If voters elect to restrict charges in the deals, Herndon and her mom state there is only one choice left.
“We are going to shut our doorways,” she told a visitor, her sound becoming soft and peaceful.
Your family does not observe how the continuing company can benefit as soon as the proposed fee amounts to a buck and 38 cents per deal.
“You will have to have a customer that is huge to be able to, as an example, spend your light bill,” she stated. “If my light bill is $266 (therefore the costs are capped) at $1.38, just how numerous clients is it planning to just take us to make it?”
Borrowers McVay and Davis illustrate the 2 edges associated with the problem.
McVay believes the payday loan offerrs provide an important solution that has to be protected. She disagrees because of the ballot effort.
“I’m really likely to vote no because i actually do perhaps not think it is appropriate. I do believe this has been blown away from percentage.” She stated her experience happens to be exemplary and feasible as a result of her relationship that is personal with family members owners.
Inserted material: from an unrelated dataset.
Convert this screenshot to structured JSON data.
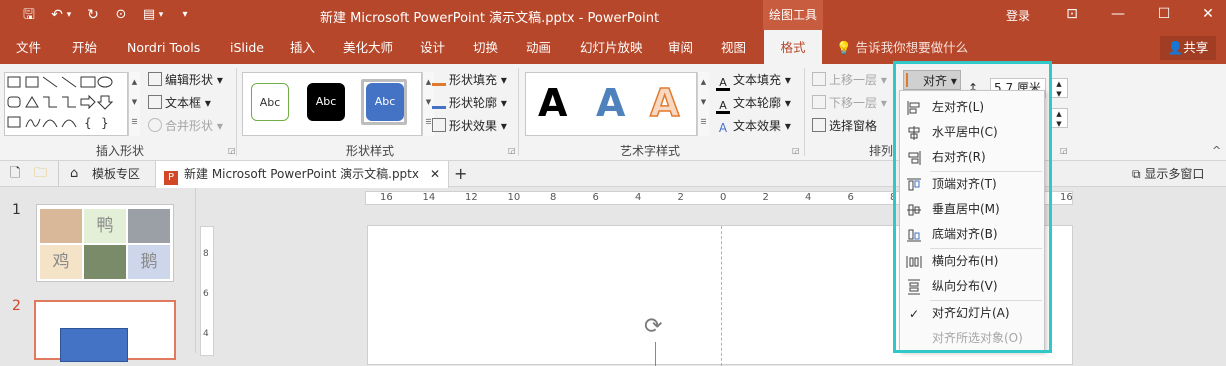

“I’m truthful with them, and they are truthful with me, and that is the things I appreciate.”
Phil Davis along with his household gone back to good monetary wellness, but he is nevertheless stinging from their bad pay day loan experience. He concedes the blame is shared by him so you can get in over their mind, but thinks restricting the charges acts a better good.
“they truly are here for an objective and additionally they assist individuals,” he claims, “but utilizing the method they operate their company, the poor have bad, even though the rich get richer.”